- _Required work_
Lines below that include "ActivityThread" are the answer; copy each one.

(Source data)
____________________

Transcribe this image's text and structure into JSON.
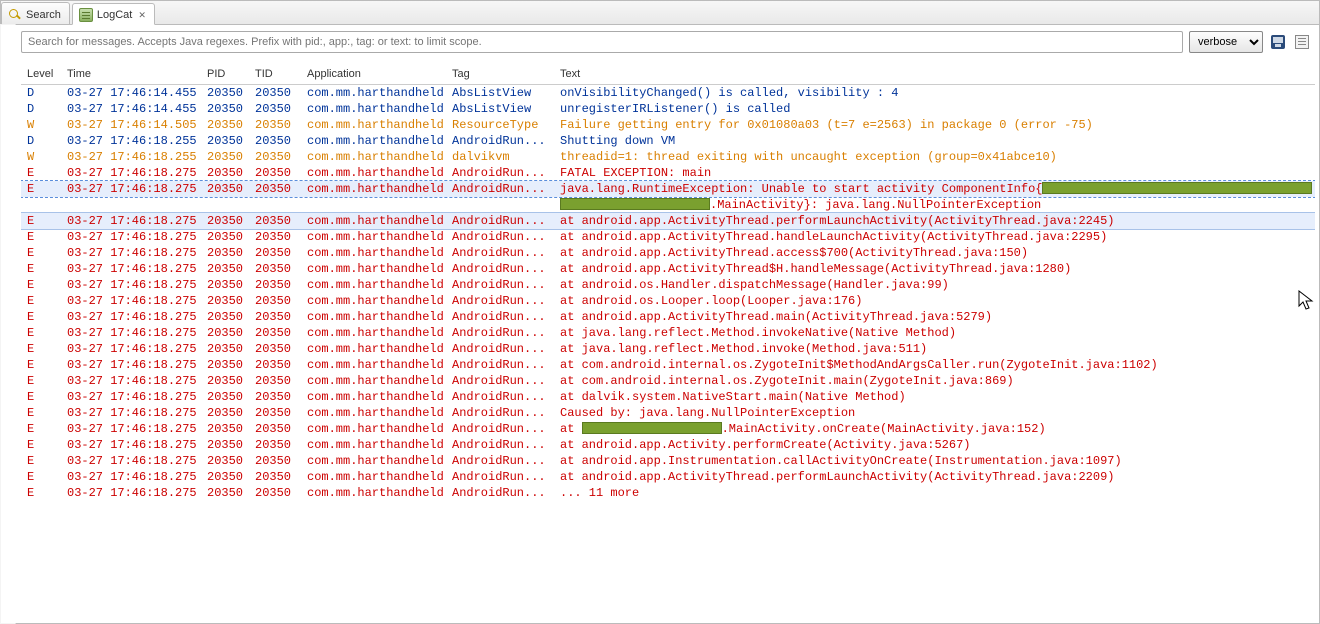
{
  "tabs": {
    "search": "Search",
    "logcat": "LogCat"
  },
  "toolbar": {
    "search_placeholder": "Search for messages. Accepts Java regexes. Prefix with pid:, app:, tag: or text: to limit scope.",
    "level_selected": "verbose"
  },
  "columns": {
    "level": "Level",
    "time": "Time",
    "pid": "PID",
    "tid": "TID",
    "app": "Application",
    "tag": "Tag",
    "text": "Text"
  },
  "redaction": {
    "package_label": ".MainActivity}: java.lang.NullPointerException",
    "oncreate_suffix": ".MainActivity.onCreate(MainActivity.java:152)"
  },
  "rows": [
    {
      "level": "D",
      "time": "03-27 17:46:14.455",
      "pid": "20350",
      "tid": "20350",
      "app": "com.mm.harthandheld",
      "tag": "AbsListView",
      "text": "onVisibilityChanged() is called, visibility : 4"
    },
    {
      "level": "D",
      "time": "03-27 17:46:14.455",
      "pid": "20350",
      "tid": "20350",
      "app": "com.mm.harthandheld",
      "tag": "AbsListView",
      "text": "unregisterIRListener() is called"
    },
    {
      "level": "W",
      "time": "03-27 17:46:14.505",
      "pid": "20350",
      "tid": "20350",
      "app": "com.mm.harthandheld",
      "tag": "ResourceType",
      "text": "Failure getting entry for 0x01080a03 (t=7 e=2563) in package 0 (error -75)"
    },
    {
      "level": "D",
      "time": "03-27 17:46:18.255",
      "pid": "20350",
      "tid": "20350",
      "app": "com.mm.harthandheld",
      "tag": "AndroidRun...",
      "text": "Shutting down VM"
    },
    {
      "level": "W",
      "time": "03-27 17:46:18.255",
      "pid": "20350",
      "tid": "20350",
      "app": "com.mm.harthandheld",
      "tag": "dalvikvm",
      "text": "threadid=1: thread exiting with uncaught exception (group=0x41abce10)"
    },
    {
      "level": "E",
      "time": "03-27 17:46:18.275",
      "pid": "20350",
      "tid": "20350",
      "app": "com.mm.harthandheld",
      "tag": "AndroidRun...",
      "text": "FATAL EXCEPTION: main"
    },
    {
      "level": "E",
      "time": "03-27 17:46:18.275",
      "pid": "20350",
      "tid": "20350",
      "app": "com.mm.harthandheld",
      "tag": "AndroidRun...",
      "text": "java.lang.RuntimeException: Unable to start activity ComponentInfo{",
      "special": "redact1",
      "hl": true,
      "sel": true
    },
    {
      "level": "",
      "time": "",
      "pid": "",
      "tid": "",
      "app": "",
      "tag": "",
      "text": "",
      "special": "redact2"
    },
    {
      "level": "E",
      "time": "03-27 17:46:18.275",
      "pid": "20350",
      "tid": "20350",
      "app": "com.mm.harthandheld",
      "tag": "AndroidRun...",
      "text": "at android.app.ActivityThread.performLaunchActivity(ActivityThread.java:2245)",
      "hl": true
    },
    {
      "level": "E",
      "time": "03-27 17:46:18.275",
      "pid": "20350",
      "tid": "20350",
      "app": "com.mm.harthandheld",
      "tag": "AndroidRun...",
      "text": "at android.app.ActivityThread.handleLaunchActivity(ActivityThread.java:2295)"
    },
    {
      "level": "E",
      "time": "03-27 17:46:18.275",
      "pid": "20350",
      "tid": "20350",
      "app": "com.mm.harthandheld",
      "tag": "AndroidRun...",
      "text": "at android.app.ActivityThread.access$700(ActivityThread.java:150)"
    },
    {
      "level": "E",
      "time": "03-27 17:46:18.275",
      "pid": "20350",
      "tid": "20350",
      "app": "com.mm.harthandheld",
      "tag": "AndroidRun...",
      "text": "at android.app.ActivityThread$H.handleMessage(ActivityThread.java:1280)"
    },
    {
      "level": "E",
      "time": "03-27 17:46:18.275",
      "pid": "20350",
      "tid": "20350",
      "app": "com.mm.harthandheld",
      "tag": "AndroidRun...",
      "text": "at android.os.Handler.dispatchMessage(Handler.java:99)"
    },
    {
      "level": "E",
      "time": "03-27 17:46:18.275",
      "pid": "20350",
      "tid": "20350",
      "app": "com.mm.harthandheld",
      "tag": "AndroidRun...",
      "text": "at android.os.Looper.loop(Looper.java:176)"
    },
    {
      "level": "E",
      "time": "03-27 17:46:18.275",
      "pid": "20350",
      "tid": "20350",
      "app": "com.mm.harthandheld",
      "tag": "AndroidRun...",
      "text": "at android.app.ActivityThread.main(ActivityThread.java:5279)"
    },
    {
      "level": "E",
      "time": "03-27 17:46:18.275",
      "pid": "20350",
      "tid": "20350",
      "app": "com.mm.harthandheld",
      "tag": "AndroidRun...",
      "text": "at java.lang.reflect.Method.invokeNative(Native Method)"
    },
    {
      "level": "E",
      "time": "03-27 17:46:18.275",
      "pid": "20350",
      "tid": "20350",
      "app": "com.mm.harthandheld",
      "tag": "AndroidRun...",
      "text": "at java.lang.reflect.Method.invoke(Method.java:511)"
    },
    {
      "level": "E",
      "time": "03-27 17:46:18.275",
      "pid": "20350",
      "tid": "20350",
      "app": "com.mm.harthandheld",
      "tag": "AndroidRun...",
      "text": "at com.android.internal.os.ZygoteInit$MethodAndArgsCaller.run(ZygoteInit.java:1102)"
    },
    {
      "level": "E",
      "time": "03-27 17:46:18.275",
      "pid": "20350",
      "tid": "20350",
      "app": "com.mm.harthandheld",
      "tag": "AndroidRun...",
      "text": "at com.android.internal.os.ZygoteInit.main(ZygoteInit.java:869)"
    },
    {
      "level": "E",
      "time": "03-27 17:46:18.275",
      "pid": "20350",
      "tid": "20350",
      "app": "com.mm.harthandheld",
      "tag": "AndroidRun...",
      "text": "at dalvik.system.NativeStart.main(Native Method)"
    },
    {
      "level": "E",
      "time": "03-27 17:46:18.275",
      "pid": "20350",
      "tid": "20350",
      "app": "com.mm.harthandheld",
      "tag": "AndroidRun...",
      "text": "Caused by: java.lang.NullPointerException"
    },
    {
      "level": "E",
      "time": "03-27 17:46:18.275",
      "pid": "20350",
      "tid": "20350",
      "app": "com.mm.harthandheld",
      "tag": "AndroidRun...",
      "text": "at ",
      "special": "redact3"
    },
    {
      "level": "E",
      "time": "03-27 17:46:18.275",
      "pid": "20350",
      "tid": "20350",
      "app": "com.mm.harthandheld",
      "tag": "AndroidRun...",
      "text": "at android.app.Activity.performCreate(Activity.java:5267)"
    },
    {
      "level": "E",
      "time": "03-27 17:46:18.275",
      "pid": "20350",
      "tid": "20350",
      "app": "com.mm.harthandheld",
      "tag": "AndroidRun...",
      "text": "at android.app.Instrumentation.callActivityOnCreate(Instrumentation.java:1097)"
    },
    {
      "level": "E",
      "time": "03-27 17:46:18.275",
      "pid": "20350",
      "tid": "20350",
      "app": "com.mm.harthandheld",
      "tag": "AndroidRun...",
      "text": "at android.app.ActivityThread.performLaunchActivity(ActivityThread.java:2209)"
    },
    {
      "level": "E",
      "time": "03-27 17:46:18.275",
      "pid": "20350",
      "tid": "20350",
      "app": "com.mm.harthandheld",
      "tag": "AndroidRun...",
      "text": "... 11 more"
    }
  ]
}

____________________

- _Written reply_
      "text": "at android.app.ActivityThread.performLaunchActivity(ActivityThread.java:2245)",
      "text": "at android.app.ActivityThread.handleLaunchActivity(ActivityThread.java:2295)"
      "text": "at android.app.ActivityThread.access$700(ActivityThread.java:150)"
      "text": "at android.app.ActivityThread$H.handleMessage(ActivityThread.java:1280)"
      "text": "at android.app.ActivityThread.main(ActivityThread.java:5279)"
      "text": "at android.app.ActivityThread.performLaunchActivity(ActivityThread.java:2209)"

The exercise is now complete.